Action item:
From the entries below, work out how many lines contain the string "code"; answer with the number alone.
[[ Provided data, beginning ]]
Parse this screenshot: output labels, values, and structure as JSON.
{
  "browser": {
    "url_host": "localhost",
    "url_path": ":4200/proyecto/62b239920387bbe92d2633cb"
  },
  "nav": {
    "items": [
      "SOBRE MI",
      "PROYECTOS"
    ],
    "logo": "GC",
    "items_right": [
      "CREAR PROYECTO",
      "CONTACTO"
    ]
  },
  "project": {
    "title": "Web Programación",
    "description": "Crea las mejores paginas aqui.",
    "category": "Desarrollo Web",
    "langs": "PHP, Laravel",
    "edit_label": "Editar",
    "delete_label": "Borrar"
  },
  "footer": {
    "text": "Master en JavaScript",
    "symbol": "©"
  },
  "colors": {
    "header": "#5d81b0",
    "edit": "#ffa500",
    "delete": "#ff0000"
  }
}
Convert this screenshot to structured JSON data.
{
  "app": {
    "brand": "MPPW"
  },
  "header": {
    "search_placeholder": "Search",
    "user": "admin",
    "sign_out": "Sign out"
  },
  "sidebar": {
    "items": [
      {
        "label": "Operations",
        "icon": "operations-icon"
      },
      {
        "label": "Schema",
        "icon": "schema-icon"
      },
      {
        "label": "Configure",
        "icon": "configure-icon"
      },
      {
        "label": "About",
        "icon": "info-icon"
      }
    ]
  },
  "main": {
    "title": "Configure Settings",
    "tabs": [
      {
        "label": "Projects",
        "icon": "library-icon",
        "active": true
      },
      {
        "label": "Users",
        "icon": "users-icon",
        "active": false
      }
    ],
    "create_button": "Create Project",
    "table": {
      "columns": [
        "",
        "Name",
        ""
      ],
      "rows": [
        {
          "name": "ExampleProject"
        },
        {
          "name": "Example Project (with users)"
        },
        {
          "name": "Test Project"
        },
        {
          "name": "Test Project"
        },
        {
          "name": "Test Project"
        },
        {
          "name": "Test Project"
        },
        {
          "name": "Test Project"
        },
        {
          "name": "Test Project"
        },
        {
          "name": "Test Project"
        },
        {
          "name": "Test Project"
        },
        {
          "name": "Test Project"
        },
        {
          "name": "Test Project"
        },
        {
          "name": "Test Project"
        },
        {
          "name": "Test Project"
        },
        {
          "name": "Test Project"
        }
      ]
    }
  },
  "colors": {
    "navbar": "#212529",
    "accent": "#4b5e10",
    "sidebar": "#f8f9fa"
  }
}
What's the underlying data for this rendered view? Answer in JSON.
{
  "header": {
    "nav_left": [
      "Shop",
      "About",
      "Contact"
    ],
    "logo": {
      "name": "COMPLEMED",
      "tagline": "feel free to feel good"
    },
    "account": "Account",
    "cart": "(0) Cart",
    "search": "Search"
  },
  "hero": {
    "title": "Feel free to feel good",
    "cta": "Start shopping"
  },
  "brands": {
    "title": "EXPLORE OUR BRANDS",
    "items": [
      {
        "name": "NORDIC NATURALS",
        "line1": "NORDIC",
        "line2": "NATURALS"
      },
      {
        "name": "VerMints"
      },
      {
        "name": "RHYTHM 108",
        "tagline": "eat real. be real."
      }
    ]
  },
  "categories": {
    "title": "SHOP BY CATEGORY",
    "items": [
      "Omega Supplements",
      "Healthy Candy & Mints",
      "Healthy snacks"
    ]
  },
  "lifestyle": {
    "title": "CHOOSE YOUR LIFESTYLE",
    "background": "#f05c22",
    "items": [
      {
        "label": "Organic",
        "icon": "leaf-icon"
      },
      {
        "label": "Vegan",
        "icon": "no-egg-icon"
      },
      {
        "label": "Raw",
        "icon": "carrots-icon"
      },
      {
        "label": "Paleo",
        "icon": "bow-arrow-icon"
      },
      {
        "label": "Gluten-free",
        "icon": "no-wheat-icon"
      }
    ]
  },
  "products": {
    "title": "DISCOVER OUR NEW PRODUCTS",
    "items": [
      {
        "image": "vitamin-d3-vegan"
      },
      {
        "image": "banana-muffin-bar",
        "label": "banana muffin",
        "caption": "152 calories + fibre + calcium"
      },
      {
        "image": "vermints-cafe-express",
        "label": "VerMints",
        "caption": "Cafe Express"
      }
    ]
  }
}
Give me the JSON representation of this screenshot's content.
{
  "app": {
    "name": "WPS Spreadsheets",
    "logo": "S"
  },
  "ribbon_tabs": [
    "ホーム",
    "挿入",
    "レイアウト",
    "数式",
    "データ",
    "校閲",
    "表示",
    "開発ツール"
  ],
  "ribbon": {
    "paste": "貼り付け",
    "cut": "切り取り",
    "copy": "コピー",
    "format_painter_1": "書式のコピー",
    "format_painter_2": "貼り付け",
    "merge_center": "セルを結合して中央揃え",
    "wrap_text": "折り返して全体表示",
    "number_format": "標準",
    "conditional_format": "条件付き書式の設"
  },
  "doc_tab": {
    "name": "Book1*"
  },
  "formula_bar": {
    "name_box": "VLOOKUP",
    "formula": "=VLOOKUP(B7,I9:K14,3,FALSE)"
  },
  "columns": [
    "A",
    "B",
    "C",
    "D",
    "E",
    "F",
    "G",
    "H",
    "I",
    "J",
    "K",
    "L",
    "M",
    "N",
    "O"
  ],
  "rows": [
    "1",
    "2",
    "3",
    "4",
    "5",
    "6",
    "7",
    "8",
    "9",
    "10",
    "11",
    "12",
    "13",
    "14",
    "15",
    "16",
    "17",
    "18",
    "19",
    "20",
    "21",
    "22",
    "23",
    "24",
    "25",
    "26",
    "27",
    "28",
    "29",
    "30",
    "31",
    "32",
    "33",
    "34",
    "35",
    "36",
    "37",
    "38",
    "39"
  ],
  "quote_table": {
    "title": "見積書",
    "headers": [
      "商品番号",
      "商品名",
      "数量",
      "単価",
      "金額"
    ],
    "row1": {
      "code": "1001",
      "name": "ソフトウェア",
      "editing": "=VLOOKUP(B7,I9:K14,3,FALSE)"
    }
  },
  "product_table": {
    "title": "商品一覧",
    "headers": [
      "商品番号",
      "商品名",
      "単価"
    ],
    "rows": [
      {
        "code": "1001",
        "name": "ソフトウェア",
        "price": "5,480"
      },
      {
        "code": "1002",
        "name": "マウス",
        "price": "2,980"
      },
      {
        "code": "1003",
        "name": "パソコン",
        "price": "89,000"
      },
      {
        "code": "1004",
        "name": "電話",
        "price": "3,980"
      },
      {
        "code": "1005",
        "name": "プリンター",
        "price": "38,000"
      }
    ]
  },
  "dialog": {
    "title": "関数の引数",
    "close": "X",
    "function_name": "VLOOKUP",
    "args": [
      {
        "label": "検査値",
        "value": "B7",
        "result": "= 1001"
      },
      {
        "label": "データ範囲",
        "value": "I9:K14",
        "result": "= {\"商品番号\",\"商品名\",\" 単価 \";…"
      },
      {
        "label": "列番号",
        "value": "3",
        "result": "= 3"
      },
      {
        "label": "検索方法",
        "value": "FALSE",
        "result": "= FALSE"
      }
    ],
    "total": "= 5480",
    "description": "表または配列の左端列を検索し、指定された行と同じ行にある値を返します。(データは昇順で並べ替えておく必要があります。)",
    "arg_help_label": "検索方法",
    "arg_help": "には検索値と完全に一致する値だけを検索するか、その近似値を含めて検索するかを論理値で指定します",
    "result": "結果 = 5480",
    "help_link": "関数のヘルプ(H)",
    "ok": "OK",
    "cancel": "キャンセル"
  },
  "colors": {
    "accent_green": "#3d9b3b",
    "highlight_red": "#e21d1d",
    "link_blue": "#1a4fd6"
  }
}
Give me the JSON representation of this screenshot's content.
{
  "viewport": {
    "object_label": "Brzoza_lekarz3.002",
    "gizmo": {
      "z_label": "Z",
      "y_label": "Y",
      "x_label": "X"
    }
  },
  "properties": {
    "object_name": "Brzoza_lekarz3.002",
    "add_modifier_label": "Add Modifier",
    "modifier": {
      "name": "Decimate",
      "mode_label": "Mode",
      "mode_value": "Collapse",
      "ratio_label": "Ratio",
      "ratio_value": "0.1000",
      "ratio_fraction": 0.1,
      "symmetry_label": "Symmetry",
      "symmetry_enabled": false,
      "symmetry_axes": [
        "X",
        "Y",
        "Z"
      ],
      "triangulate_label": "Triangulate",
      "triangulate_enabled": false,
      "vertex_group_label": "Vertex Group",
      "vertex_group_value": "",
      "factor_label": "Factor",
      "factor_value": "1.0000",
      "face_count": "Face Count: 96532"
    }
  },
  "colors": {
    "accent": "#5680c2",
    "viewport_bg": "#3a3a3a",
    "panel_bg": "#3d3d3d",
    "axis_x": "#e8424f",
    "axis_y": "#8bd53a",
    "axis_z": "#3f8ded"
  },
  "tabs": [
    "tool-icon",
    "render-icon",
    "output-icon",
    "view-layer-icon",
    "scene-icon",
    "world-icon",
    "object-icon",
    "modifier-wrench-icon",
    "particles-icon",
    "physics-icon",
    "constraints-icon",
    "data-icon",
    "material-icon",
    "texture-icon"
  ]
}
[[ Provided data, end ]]
Response for this exercise:
6